The army also said it warned the family of Ahmad Konba, a member of the cell behind a shooting attack that killed Raziel Shevach outside Nablus in 2018, that it would once again tear down construction work at the family home after they began rebuilding it following its first demolition.
The army’s policy is not to allow demolished homes to be rebuilt, and it has carried out repeated demolition work when such attempts are made.
Demolitions are a controversial policy that the IDF says helps deter future terror attacks.
Shnerb, 17, was killed by the bomb at a natural spring near the Dolev settlement that she was visiting with her father, Rabbi Eitan Shnerb, and her brother, Dvir, both of whom were seriously wounded.

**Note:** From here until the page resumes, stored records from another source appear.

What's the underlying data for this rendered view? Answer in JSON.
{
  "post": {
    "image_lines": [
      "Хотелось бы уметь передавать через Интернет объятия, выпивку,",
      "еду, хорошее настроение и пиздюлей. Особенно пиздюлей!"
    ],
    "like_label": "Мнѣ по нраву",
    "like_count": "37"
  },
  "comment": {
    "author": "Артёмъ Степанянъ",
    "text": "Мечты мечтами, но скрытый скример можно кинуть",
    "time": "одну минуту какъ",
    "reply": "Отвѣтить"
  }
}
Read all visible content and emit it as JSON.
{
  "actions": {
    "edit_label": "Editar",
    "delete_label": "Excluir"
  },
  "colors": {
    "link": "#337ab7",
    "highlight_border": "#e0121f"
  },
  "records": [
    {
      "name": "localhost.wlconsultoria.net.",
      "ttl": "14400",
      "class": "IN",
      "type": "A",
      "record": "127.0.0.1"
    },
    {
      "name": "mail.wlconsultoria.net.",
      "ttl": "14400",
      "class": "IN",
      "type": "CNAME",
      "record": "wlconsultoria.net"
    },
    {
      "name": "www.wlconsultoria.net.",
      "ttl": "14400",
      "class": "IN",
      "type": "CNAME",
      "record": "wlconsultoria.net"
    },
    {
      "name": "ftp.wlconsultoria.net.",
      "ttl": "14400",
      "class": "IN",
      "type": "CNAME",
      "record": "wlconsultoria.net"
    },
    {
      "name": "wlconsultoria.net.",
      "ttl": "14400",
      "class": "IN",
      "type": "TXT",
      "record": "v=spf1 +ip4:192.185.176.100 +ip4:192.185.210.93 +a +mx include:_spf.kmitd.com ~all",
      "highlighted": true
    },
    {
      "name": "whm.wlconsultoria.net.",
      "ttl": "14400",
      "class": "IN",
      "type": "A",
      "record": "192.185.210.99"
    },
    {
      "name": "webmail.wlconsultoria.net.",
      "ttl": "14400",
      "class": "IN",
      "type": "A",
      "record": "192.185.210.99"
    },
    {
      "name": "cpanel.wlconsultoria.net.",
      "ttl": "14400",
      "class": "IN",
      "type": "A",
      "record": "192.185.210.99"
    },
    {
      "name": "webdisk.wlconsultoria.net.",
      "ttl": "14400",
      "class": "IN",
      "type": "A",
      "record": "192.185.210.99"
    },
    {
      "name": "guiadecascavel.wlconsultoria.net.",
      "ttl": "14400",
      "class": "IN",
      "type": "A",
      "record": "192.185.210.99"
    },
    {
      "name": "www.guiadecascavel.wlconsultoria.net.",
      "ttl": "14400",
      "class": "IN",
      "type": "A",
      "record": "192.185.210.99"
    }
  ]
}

According to the Shin Bet security service, the explosive was planted at the site and triggered remotely by a cell belonging to the Popular Front for the Liberation of Palestine terror group, led by Samer Mina Salim Arbid, who was arrested shortly after the attack.
During its investigation, the Shin Bet, working with the Israel Defense Forces and Israel Police, uncovered a large network of PFLP operatives, who also allegedly conducted shooting attacks against Israeli targets “and were planning to carry out other significant terror attacks in the near future,” the security service said. It announced in December that it had arrested some 50 members of the network in recent months.
Sorek was found stabbed to death in August outside the settlement of Migdal Oz, where he was studying in a religious seminary. His alleged killers, cousins Nasir and Qasseem al-Asafra, later told investigators they murdered him due to “the suffering of the Palestinian people” and “the situation at Al-Aqsa [Mosque].”
Judah Ari Gross contributed to this report.